The short answer
Make a sworn, signed, certified affidavit at the police station about how and when you bought the house and from whom, including the name of the daughter you paid and how much you paid for it.
The whole question
I bought an RDP house in 1999 but it was never transferred to my name even though I paid the full amount for it. The woman who sold the house to me disappeared for two years and when I found her again she wanted more money. I applied for a subsidy, which she signed before disappearing again. When I found her again a year later, I applied for a subsidy again but then she disappeared again.
The long answer
I am assuming that the subsidy you are talking about is the R202,888 to buy an existing house or construct an incomplete house. The Western Cape Government website says that you can apply for this subsidy, but in order to qualify, you need to be registered on the housing demand database, you cannot have owned a property before, and the subsidy can only be used once if your application is successful.
So, there are a number of things I am not understanding here:
Why would you be applying for a subsidy if you had already paid the full amount for the house? Do you have proof of payment? Was it because the daughter was demanding more money in order to transfer the house into your name?
Does applying for a subsidy mean applying to the municipality for financial assistance to transfer the house into your name? Is that why the daughter signed this application? How is it possible to apply twice for such a subsidy? Is there actually a title deed for the house? Is it in the name of the mother who passed away?
As none of this is clear to me, perhaps the best advice is that you first gather all the proof that you have of paying for the house. Make a sworn, signed, certified affidavit at the police station about how and when you bought the house and from whom, including the name of the daughter you paid and how much you paid for it. Include also the fact that she disappeared and then came back wanting more money from you. That you have applied to the municipality for a subsidy – and the reason for that – and that the daughter signed this application and has since disappeared once more. Take this affidavit to the municipality, together with all the proof you have of paying for the house in full, and ask them to assist you in getting the property transferred into your name. Write down the date and the name of the person who assisted you, as you may need that later.
If you are not sure whether a title deed has ever been issued for the house, you can check at the Deeds Office.
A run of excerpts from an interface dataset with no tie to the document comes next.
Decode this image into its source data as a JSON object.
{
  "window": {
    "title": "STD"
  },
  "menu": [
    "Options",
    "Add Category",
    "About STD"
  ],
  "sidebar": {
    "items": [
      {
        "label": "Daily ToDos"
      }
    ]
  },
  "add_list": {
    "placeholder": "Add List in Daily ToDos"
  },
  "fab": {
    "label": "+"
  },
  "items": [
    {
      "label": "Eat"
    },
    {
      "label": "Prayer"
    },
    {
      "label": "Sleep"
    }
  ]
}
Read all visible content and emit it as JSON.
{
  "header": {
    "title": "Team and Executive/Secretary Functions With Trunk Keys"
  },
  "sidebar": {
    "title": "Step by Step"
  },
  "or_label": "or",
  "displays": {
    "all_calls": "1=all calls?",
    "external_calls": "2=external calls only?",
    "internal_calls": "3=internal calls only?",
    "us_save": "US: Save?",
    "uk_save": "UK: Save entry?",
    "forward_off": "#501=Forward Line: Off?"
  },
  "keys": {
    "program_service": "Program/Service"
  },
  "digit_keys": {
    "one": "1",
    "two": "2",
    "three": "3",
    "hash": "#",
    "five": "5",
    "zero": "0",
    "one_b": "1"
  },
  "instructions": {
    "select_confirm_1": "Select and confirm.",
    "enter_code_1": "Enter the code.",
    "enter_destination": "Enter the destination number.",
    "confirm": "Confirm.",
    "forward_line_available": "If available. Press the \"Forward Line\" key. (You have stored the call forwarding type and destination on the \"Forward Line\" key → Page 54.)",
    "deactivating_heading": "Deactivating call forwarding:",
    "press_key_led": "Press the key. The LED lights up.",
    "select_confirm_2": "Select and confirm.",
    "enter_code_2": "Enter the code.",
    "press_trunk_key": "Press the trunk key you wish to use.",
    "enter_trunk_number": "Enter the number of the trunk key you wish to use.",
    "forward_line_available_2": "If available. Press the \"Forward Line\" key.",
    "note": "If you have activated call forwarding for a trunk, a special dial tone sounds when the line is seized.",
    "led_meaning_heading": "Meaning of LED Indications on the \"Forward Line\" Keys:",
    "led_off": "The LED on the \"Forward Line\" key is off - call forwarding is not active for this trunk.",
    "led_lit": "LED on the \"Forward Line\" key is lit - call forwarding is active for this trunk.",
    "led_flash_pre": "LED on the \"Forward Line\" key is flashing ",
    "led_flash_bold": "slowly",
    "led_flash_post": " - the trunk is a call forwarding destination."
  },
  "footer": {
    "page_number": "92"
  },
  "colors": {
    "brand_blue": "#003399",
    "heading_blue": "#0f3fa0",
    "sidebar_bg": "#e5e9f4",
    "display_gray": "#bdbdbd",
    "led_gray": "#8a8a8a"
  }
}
You would need to go in person to the Deeds Office with the erf number of the plot and the full name and/or ID number of the previous owner. They will help you fill out a form to check whether the deed was registered and you will have to pay a search fee of around R14.00.
If they find the deed, they can advise you how to have it transferred into your name. This involves a lawyer called a conveyancing attorney who will do the transfer and may charge a fee of around R8,000 which includes VAT.
You could also approach Legal Aid, which is a means-tested organisation and must assist people who can’t afford a lawyer. You could take all your proof and affidavit/s to them and ask whether they can approach the court for a declaratory order that you are the legal owner of the house. If the court declares that you are the rightful owner, and there was a title deed issued, you can take steps to get it transferred to your name.
This is the contact information for Legal Aid:
Legal Aid Advice Line (Toll-free): 0800 110 110
Legal Aid Ethics Hotline: 0800 153 728
Please-Call-Me number: 079 835 7179
Before the Registrar of Deeds can transfer the property, the municipality must issue a clearance certificate saying that all municipal service fees and rates have been fully paid for two years before you applied for the certificate.
In all this, the municipality should assist you. If the local office is not helpful, you could contact the Housing Enquiries of the Department of Human Settlements at the toll-free customer service hotline:
0800 146 873 / 012 421 1915
You can call the Help Desk on 021 483 6488 / 0611 / 8984 / 0623 (Monday to Friday from 07:30 – 15:00)
You can also go in person to the Human Settlements Department at 27 Wale Street, Cape Town, taking all your proof and affidavit/s.
Finally, if they are not helpful, you can email the MEC: Tertuis.Simmers@westerncape.gov.za
Wishing you the best,
Answered on Nov. 24, 2023, 12:48 p.m.
Please note. We are not lawyers or financial advisors. We do our best to make the answers accurate, but we cannot accept any legal liability if there are errors.